Wow! Very meditative and interesting early computer generated animation from Lillian Schwartz. Below is text from her website
Lillian Schwartz, resident artist and consultant at Bell Laboratories (New Jersey), 1969-2002. During the 70s and 80s Schwartz developed a catalogue of visionary techniques for the use of the computer system by artists. Her formal explorations in abstract animation involved the marriage of film, computers and music in collaboration with such luminaries as computer musicians Jean-Claude Risset, Max Mathews, Vladimir Ussachevsky, Milton Babbit, and Richard Moore. Schwartz’s films have been shown and won awards at the Venice Biennale, Zagreb, Cannes, The National Academy of Television Arts and Sciences, and nominated and received Emmy nominations and awards.
Her work has been exhibited at, and is owned by, The Museum of Modern Art (New York), The Metropolitan Museum of Art (New York), The Whitney Museum of American Art (New York), The Moderna Museet (Stockholm), Centre Beauborg (Paris), Stedlijk Museum of Art (Amsterdam), and the Grand Palais Museum (Paris). Lumen has collaborated with Lillian Schwartz and curator Gregory Kurcewicz to compile a touring package of these important works. “A Beautiful Virus Inside the Machine” features animations restored to video. “The Artist and the Computer”, 1976, 10 mins is a documentary about her work. Produced by Larry Keating for AT&T, “The Artist and the Computer is an excellent introductory informational film that dispels some of the ‘mystery’ of computer-art technology, as it clarifies the necessary human input of integrity, artistic sensibilities, and aesthetics. Ms. Schwartz’s voice over narration explains what she hoped to accomplish in the excerpts from a number of her films and gives insight into the artist’s problems and decisions.” – John Canemaker

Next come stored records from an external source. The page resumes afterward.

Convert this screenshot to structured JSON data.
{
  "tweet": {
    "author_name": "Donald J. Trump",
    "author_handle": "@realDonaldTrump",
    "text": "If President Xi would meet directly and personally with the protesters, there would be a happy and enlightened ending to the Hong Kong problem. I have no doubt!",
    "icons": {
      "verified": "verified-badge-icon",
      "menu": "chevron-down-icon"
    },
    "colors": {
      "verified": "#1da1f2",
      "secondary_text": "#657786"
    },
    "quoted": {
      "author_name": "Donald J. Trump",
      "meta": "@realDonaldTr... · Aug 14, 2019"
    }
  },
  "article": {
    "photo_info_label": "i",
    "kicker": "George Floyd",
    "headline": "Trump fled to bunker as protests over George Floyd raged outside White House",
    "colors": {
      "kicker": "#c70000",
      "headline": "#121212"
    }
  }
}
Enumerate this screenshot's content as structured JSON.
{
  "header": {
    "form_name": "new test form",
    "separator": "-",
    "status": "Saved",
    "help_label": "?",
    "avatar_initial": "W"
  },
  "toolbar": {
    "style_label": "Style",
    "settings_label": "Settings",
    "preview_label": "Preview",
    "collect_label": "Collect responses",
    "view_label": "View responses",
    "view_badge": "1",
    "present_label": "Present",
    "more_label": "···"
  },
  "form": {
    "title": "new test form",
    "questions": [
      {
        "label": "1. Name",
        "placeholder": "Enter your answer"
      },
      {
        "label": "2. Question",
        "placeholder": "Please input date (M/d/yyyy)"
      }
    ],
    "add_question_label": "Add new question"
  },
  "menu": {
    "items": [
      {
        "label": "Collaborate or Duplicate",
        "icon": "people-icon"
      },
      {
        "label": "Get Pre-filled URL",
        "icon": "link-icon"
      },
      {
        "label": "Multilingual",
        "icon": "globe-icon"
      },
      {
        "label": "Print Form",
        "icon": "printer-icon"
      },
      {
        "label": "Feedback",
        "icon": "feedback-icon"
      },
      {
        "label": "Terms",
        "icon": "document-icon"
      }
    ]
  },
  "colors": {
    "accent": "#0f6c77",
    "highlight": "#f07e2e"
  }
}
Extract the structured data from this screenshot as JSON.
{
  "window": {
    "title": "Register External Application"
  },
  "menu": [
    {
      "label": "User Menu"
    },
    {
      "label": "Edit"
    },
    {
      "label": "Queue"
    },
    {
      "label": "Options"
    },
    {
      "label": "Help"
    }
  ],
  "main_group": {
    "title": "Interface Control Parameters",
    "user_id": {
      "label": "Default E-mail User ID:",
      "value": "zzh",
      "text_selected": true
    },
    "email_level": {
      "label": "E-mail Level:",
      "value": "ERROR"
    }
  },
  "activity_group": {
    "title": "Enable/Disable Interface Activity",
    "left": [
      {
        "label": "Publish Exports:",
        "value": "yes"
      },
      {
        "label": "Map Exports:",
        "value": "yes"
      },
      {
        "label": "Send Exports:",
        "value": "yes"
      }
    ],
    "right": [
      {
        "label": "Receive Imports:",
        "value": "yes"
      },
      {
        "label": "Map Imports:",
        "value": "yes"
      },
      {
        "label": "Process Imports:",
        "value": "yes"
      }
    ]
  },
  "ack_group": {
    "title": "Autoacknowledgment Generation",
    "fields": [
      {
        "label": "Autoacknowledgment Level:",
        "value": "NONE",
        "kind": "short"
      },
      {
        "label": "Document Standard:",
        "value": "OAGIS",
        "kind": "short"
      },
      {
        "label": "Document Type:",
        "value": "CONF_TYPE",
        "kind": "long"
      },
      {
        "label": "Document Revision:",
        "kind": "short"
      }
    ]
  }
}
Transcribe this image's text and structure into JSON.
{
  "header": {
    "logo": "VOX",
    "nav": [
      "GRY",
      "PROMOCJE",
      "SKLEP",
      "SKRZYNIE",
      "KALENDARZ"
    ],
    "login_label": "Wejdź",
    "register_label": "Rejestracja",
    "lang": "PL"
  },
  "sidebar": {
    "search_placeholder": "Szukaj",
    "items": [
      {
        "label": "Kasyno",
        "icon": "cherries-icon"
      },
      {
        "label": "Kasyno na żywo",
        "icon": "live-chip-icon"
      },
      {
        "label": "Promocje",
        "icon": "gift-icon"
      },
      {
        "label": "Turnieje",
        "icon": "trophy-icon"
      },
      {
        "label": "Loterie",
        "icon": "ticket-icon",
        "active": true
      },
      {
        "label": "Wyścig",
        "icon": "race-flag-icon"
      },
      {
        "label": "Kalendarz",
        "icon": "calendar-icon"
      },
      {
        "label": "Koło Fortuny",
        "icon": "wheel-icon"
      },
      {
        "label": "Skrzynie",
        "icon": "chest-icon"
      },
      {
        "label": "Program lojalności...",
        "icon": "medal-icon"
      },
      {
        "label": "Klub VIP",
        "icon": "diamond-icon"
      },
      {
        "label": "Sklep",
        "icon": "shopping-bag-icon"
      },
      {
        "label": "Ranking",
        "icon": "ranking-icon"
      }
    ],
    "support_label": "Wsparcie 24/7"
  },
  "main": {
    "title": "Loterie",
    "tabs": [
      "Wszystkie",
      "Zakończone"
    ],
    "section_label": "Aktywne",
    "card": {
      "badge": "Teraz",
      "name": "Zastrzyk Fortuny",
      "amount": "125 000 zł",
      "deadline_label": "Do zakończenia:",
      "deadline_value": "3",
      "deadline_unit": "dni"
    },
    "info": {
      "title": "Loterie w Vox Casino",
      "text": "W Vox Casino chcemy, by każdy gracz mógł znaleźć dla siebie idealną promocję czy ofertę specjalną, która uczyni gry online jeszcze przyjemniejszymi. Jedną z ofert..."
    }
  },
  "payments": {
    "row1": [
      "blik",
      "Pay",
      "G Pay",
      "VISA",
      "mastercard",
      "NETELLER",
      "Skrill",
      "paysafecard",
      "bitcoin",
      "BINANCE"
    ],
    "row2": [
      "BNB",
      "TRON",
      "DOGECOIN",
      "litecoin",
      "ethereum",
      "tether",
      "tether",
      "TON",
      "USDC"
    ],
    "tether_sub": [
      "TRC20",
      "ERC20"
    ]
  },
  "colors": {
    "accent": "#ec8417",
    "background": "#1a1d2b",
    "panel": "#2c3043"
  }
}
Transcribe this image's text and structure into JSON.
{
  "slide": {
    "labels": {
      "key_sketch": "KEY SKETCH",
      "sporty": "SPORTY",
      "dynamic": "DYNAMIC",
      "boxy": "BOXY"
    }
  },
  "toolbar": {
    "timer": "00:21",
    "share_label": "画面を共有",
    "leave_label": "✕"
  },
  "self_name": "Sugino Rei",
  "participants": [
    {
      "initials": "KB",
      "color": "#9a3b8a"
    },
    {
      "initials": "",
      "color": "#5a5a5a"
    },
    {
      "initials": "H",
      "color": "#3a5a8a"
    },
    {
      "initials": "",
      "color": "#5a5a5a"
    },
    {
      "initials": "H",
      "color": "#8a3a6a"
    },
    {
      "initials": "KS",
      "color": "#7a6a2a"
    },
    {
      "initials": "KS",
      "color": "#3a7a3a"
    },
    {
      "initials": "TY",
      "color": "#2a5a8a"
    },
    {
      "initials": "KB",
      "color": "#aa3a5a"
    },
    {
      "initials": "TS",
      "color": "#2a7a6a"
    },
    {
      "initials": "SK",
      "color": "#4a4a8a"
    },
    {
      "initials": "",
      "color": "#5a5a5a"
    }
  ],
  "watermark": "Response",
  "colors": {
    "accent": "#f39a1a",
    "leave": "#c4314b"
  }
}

“Lillian F. Schwartz.” Lillian F Schwartz. N.p., n.d. Web. retrieved 06 Oct. 2016.
Philip Glass with a Koyaanisqatsi style music in this sacred geometry video taken from Sesame St.
That the 1970s were one helluva crazy ass time, becomes immediately obvious to anyone watching these videos by Gong. It’s hard to believe that such far-out performances were ever allowed on national television, much less that they garnered international success. What’s more, its hard to imagine anything like this going on national television these days. These four videos by Gong show the full creative madness of Gong wizard Daevid Allen, who passed away last year, an inspiring reality hacker, if there ever was one.
This is what his son Orlando Monday Allen wrote to upon Allen’s death.
“And so dada Ali, bert camembert, the dingo Virgin, divided alien and his other 12 selves prepare to pass up the oily way and back to the planet of love. And I rejoice and give thanks. Thanks to you dear dear daevid for introducing me to my family of magick brothers and mystic sisters, for revealing the mysteries, you were the master builder but now have made us all the master builders. As the eternal wheel turns we will continue your message of love and pass it around. We are all one, we are all gong. Rest well my friend, float off on our ocean of love. The gong vibration will forever sound and its vibration will always lift and enhance. You have left such a beautiful legacy and we will make sure it forever shines in our children and their children. Now is the happiest time of yr life. Blessed be”
DAEVID ALLEN, 1938-2015, RIP
Sesame Street’s classic pinbball no. count video proves again that Sesame st. is the queen of all psychedelic TV shows. In 2012 an updated and awesomely psychedelic 3D version of the clip was produced by YouTube user animaysh which is a delight unto itself.